May is Skin Cancer Awareness Month and it just so happens that the first Monday in May is known as Melanoma Monday. Melanoma is the most serious and the most lethal form of skin cancer. Skin Cancer is the most preventable form of cancer with some pretty simple safety measures in place.
Last week as I was sitting in the over 37,000 seats at Albertson's Stadium for our Rise UP Against Child Abuse, I got scorched by the sun. It happened so fast, I really didn't even notice until the day was winding down. It was pretty funny and shocking as my skin got pretty crispy in just hours. Despite all the warnings I had no idea it could hit me so fast.
Most cancers develop and grow inside the body which makes them tricky and sometimes impossible to catch early. Skin Cancer is different there. It's completely visible to the eye. And like any other form early detection can save lives.
Locally, the Idaho Skin Surgery Center will be offering a free skin cancer screening clinic on the second Tuesday in May (the 11th) from 5-7 PM. Call ahead and make an appointment, to be given priority especially during COVID and precautions taken, but walk-ins are welcome. The screening is absolutely free so why not take advantage of the peace of mind and early detection. Share this with friends and family. You never know.
Some things we can do:

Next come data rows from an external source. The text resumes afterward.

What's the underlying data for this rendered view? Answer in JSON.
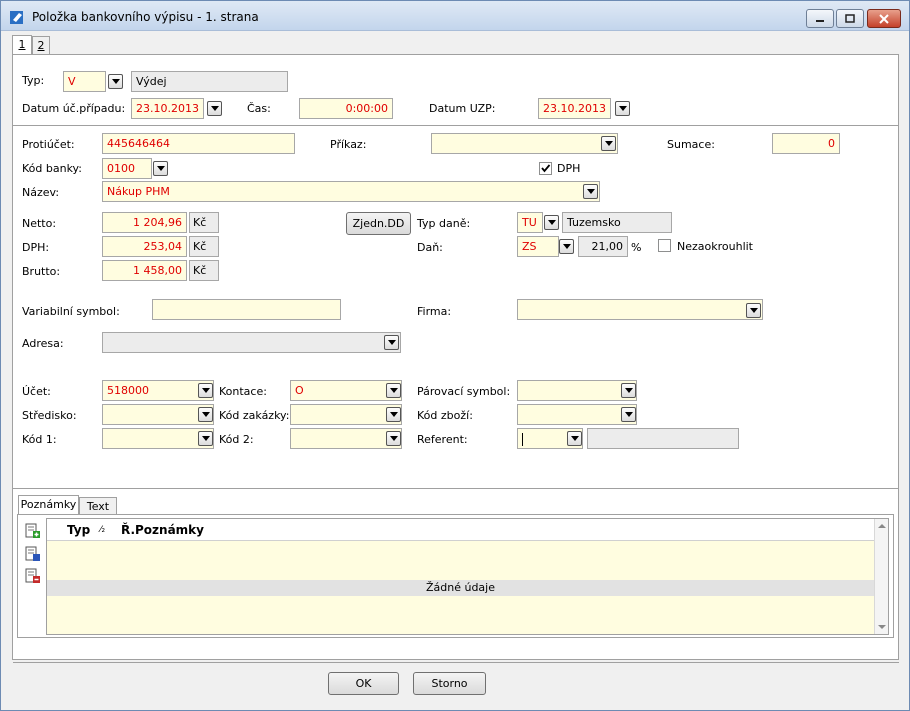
{
  "window": {
    "title": "Položka bankovního výpisu - 1. strana"
  },
  "top_tabs": [
    "1",
    "2"
  ],
  "typ": {
    "label": "Typ:",
    "code": "V",
    "desc": "Výdej"
  },
  "datum_uc": {
    "label": "Datum úč.případu:",
    "value": "23.10.2013"
  },
  "cas": {
    "label": "Čas:",
    "value": "0:00:00"
  },
  "datum_uzp": {
    "label": "Datum UZP:",
    "value": "23.10.2013"
  },
  "protiucet": {
    "label": "Protiúčet:",
    "value": "445646464"
  },
  "prikaz": {
    "label": "Příkaz:",
    "value": ""
  },
  "sumace": {
    "label": "Sumace:",
    "value": "0"
  },
  "kod_banky": {
    "label": "Kód banky:",
    "value": "0100"
  },
  "dph_check": {
    "label": "DPH",
    "checked": true
  },
  "nazev": {
    "label": "Název:",
    "value": "Nákup PHM"
  },
  "netto": {
    "label": "Netto:",
    "value": "1 204,96",
    "unit": "Kč"
  },
  "dph": {
    "label": "DPH:",
    "value": "253,04",
    "unit": "Kč"
  },
  "brutto": {
    "label": "Brutto:",
    "value": "1 458,00",
    "unit": "Kč"
  },
  "zjedn_button": "Zjedn.DD",
  "typ_dane": {
    "label": "Typ daně:",
    "code": "TU",
    "desc": "Tuzemsko"
  },
  "dan": {
    "label": "Daň:",
    "code": "ZS",
    "rate": "21,00",
    "unit": "%"
  },
  "nezaokrouhlit": {
    "label": "Nezaokrouhlit",
    "checked": false
  },
  "variabilni_symbol": {
    "label": "Variabilní symbol:",
    "value": ""
  },
  "firma": {
    "label": "Firma:",
    "value": ""
  },
  "adresa": {
    "label": "Adresa:",
    "value": ""
  },
  "ucet": {
    "label": "Účet:",
    "value": "518000"
  },
  "kontace": {
    "label": "Kontace:",
    "value": "O"
  },
  "parovaci_symbol": {
    "label": "Párovací symbol:",
    "value": ""
  },
  "stredisko": {
    "label": "Středisko:",
    "value": ""
  },
  "kod_zakazky": {
    "label": "Kód zakázky:",
    "value": ""
  },
  "kod_zbozi": {
    "label": "Kód zboží:",
    "value": ""
  },
  "kod1": {
    "label": "Kód 1:",
    "value": ""
  },
  "kod2": {
    "label": "Kód 2:",
    "value": ""
  },
  "referent": {
    "label": "Referent:",
    "value": "",
    "desc": ""
  },
  "bottom_tabs": [
    "Poznámky",
    "Text"
  ],
  "notes_table": {
    "columns": [
      "Typ",
      "⁄₂",
      "Ř.",
      "Poznámky"
    ],
    "empty_text": "Žádné údaje"
  },
  "buttons": {
    "ok": "OK",
    "storno": "Storno"
  },
  "colors": {
    "field_bg": "#fffde0",
    "value_red": "#e00000",
    "title_bar": "#c3d5ec"
  }
}
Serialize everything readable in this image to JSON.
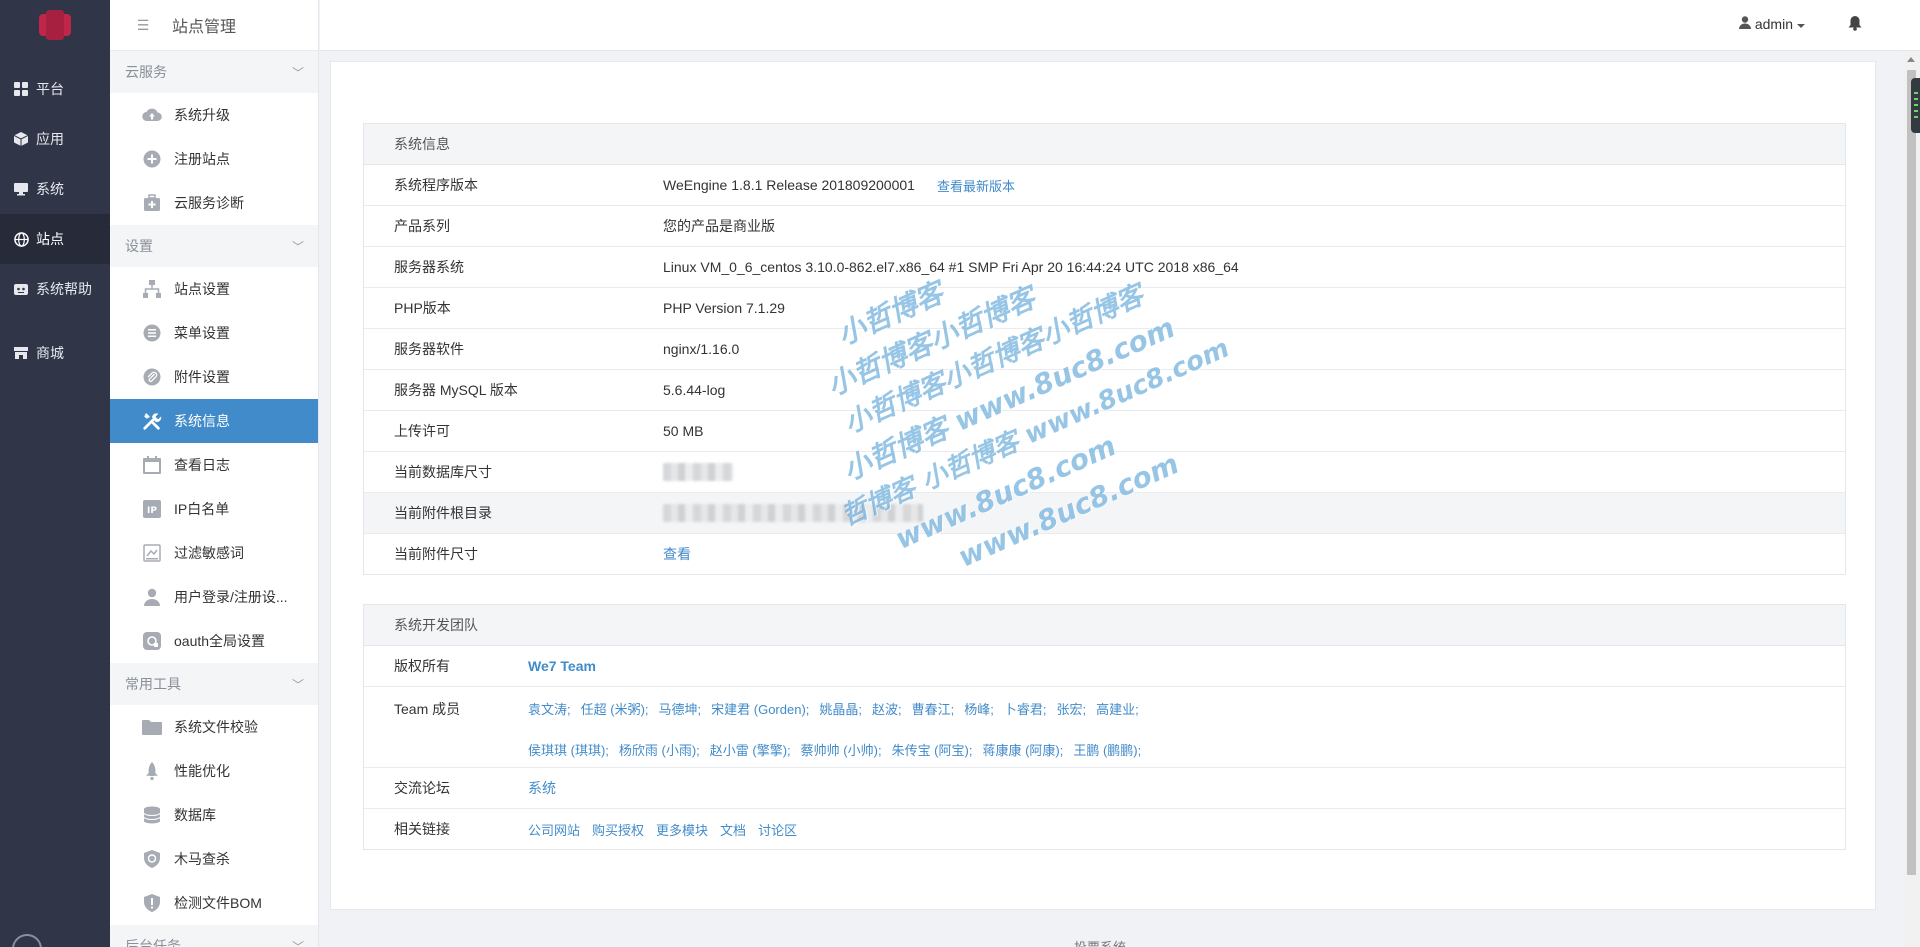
{
  "rail": {
    "items": [
      {
        "label": "平台",
        "icon": "grid-icon"
      },
      {
        "label": "应用",
        "icon": "cube-icon"
      },
      {
        "label": "系统",
        "icon": "monitor-icon"
      },
      {
        "label": "站点",
        "icon": "globe-icon"
      },
      {
        "label": "系统帮助",
        "icon": "robot-icon"
      },
      {
        "label": "商城",
        "icon": "store-icon"
      }
    ],
    "active": "站点"
  },
  "sidebar": {
    "title": "站点管理",
    "groups": [
      {
        "label": "云服务",
        "items": [
          {
            "label": "系统升级",
            "icon": "cloud-upload-icon"
          },
          {
            "label": "注册站点",
            "icon": "plus-circle-icon"
          },
          {
            "label": "云服务诊断",
            "icon": "medkit-icon"
          }
        ]
      },
      {
        "label": "设置",
        "items": [
          {
            "label": "站点设置",
            "icon": "sitemap-icon"
          },
          {
            "label": "菜单设置",
            "icon": "list-icon"
          },
          {
            "label": "附件设置",
            "icon": "paperclip-icon"
          },
          {
            "label": "系统信息",
            "icon": "wrench-icon"
          },
          {
            "label": "查看日志",
            "icon": "calendar-icon"
          },
          {
            "label": "IP白名单",
            "icon": "ip-icon"
          },
          {
            "label": "过滤敏感词",
            "icon": "filter-icon"
          },
          {
            "label": "用户登录/注册设...",
            "icon": "user-icon"
          },
          {
            "label": "oauth全局设置",
            "icon": "oauth-icon"
          }
        ]
      },
      {
        "label": "常用工具",
        "items": [
          {
            "label": "系统文件校验",
            "icon": "folder-icon"
          },
          {
            "label": "性能优化",
            "icon": "rocket-icon"
          },
          {
            "label": "数据库",
            "icon": "database-icon"
          },
          {
            "label": "木马查杀",
            "icon": "shield-icon"
          },
          {
            "label": "检测文件BOM",
            "icon": "shield-check-icon"
          }
        ]
      },
      {
        "label": "后台任务"
      }
    ],
    "active": "系统信息"
  },
  "header": {
    "user": "admin",
    "icons": [
      "user-icon",
      "caret-down-icon",
      "bell-icon"
    ]
  },
  "sysinfo": {
    "title": "系统信息",
    "rows": [
      {
        "key": "系统程序版本",
        "value": "WeEngine 1.8.1 Release 201809200001",
        "link": "查看最新版本"
      },
      {
        "key": "产品系列",
        "value": "您的产品是商业版"
      },
      {
        "key": "服务器系统",
        "value": "Linux VM_0_6_centos 3.10.0-862.el7.x86_64 #1 SMP Fri Apr 20 16:44:24 UTC 2018 x86_64"
      },
      {
        "key": "PHP版本",
        "value": "PHP Version 7.1.29"
      },
      {
        "key": "服务器软件",
        "value": "nginx/1.16.0"
      },
      {
        "key": "服务器 MySQL 版本",
        "value": "5.6.44-log"
      },
      {
        "key": "上传许可",
        "value": "50 MB"
      },
      {
        "key": "当前数据库尺寸",
        "value": ""
      },
      {
        "key": "当前附件根目录",
        "value": ""
      },
      {
        "key": "当前附件尺寸",
        "link": "查看"
      }
    ]
  },
  "team": {
    "title": "系统开发团队",
    "copyright_label": "版权所有",
    "copyright_value": "We7 Team",
    "members_label": "Team 成员",
    "members_line1": [
      "袁文涛;",
      "任超 (米粥);",
      "马德坤;",
      "宋建君 (Gorden);",
      "姚晶晶;",
      "赵波;",
      "曹春江;",
      "杨峰;",
      "卜睿君;",
      "张宏;",
      "高建业;"
    ],
    "members_line2": [
      "侯琪琪 (琪琪);",
      "杨欣雨 (小雨);",
      "赵小雷 (擎擎);",
      "蔡帅帅 (小帅);",
      "朱传宝 (阿宝);",
      "蒋康康 (阿康);",
      "王鹏 (鹏鹏);"
    ],
    "forum_label": "交流论坛",
    "forum_value": "系统",
    "links_label": "相关链接",
    "links": [
      "公司网站",
      "购买授权",
      "更多模块",
      "文档",
      "讨论区"
    ]
  },
  "footer": {
    "text": "投票系统"
  },
  "watermark": {
    "lines": [
      "小哲博客",
      "小哲博客小哲博客",
      "小哲博客小哲博客小哲博客",
      "小哲博客 www.8uc8.com",
      "哲博客 小哲博客 www.8uc8.com",
      "www.8uc8.com",
      "www.8uc8.com"
    ]
  },
  "colors": {
    "accent": "#428bca",
    "rail_bg": "#303547",
    "active_bg": "#428bca"
  }
}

  • Examine our own skin once a month for changes or spots that may be new, growing, or changing in shape and color.
  • See a dermatologist for a full-body skin exam at least once a year.
  • Wear sunscreen (note to self)
  • Wear a hat.
  • Find shade whenever possible on really hot days.
Keep in mind that most moles and spots on our skin are non-cancerous or harmless. The best advice from SkinCancer.org is to follow the ABCDEs of Melanoma. This is a simple guide to watch for:
A- Asymmetry: meaning that the two halves of a mole or spot are not symmetrical or do not match.
B- Border: The borders of the spot or mole may be ridged or uneven, not smooth.
C- Color: Melanoma may be different shades of brown, tan, or even black. Red, white or blue may even appear as cancer grows.
D- Diameter or Dark: It is a warning sign if a mole or lesion is larger than the size of a pencil eraser at the end of a pencil OR much darker than others.
E- Evolving: Look for ANY change in size, color, shape, or elevation of a spot on the skin or any new symptom such as bleeding or crusting of a spot on the skin.
If you notice any change to these ABCDEs, see a dermatologist. Better safe than sorry and It's getting warmer. We all know that the summer sun in Idaho is powerful. Get out there and have fun but be safe!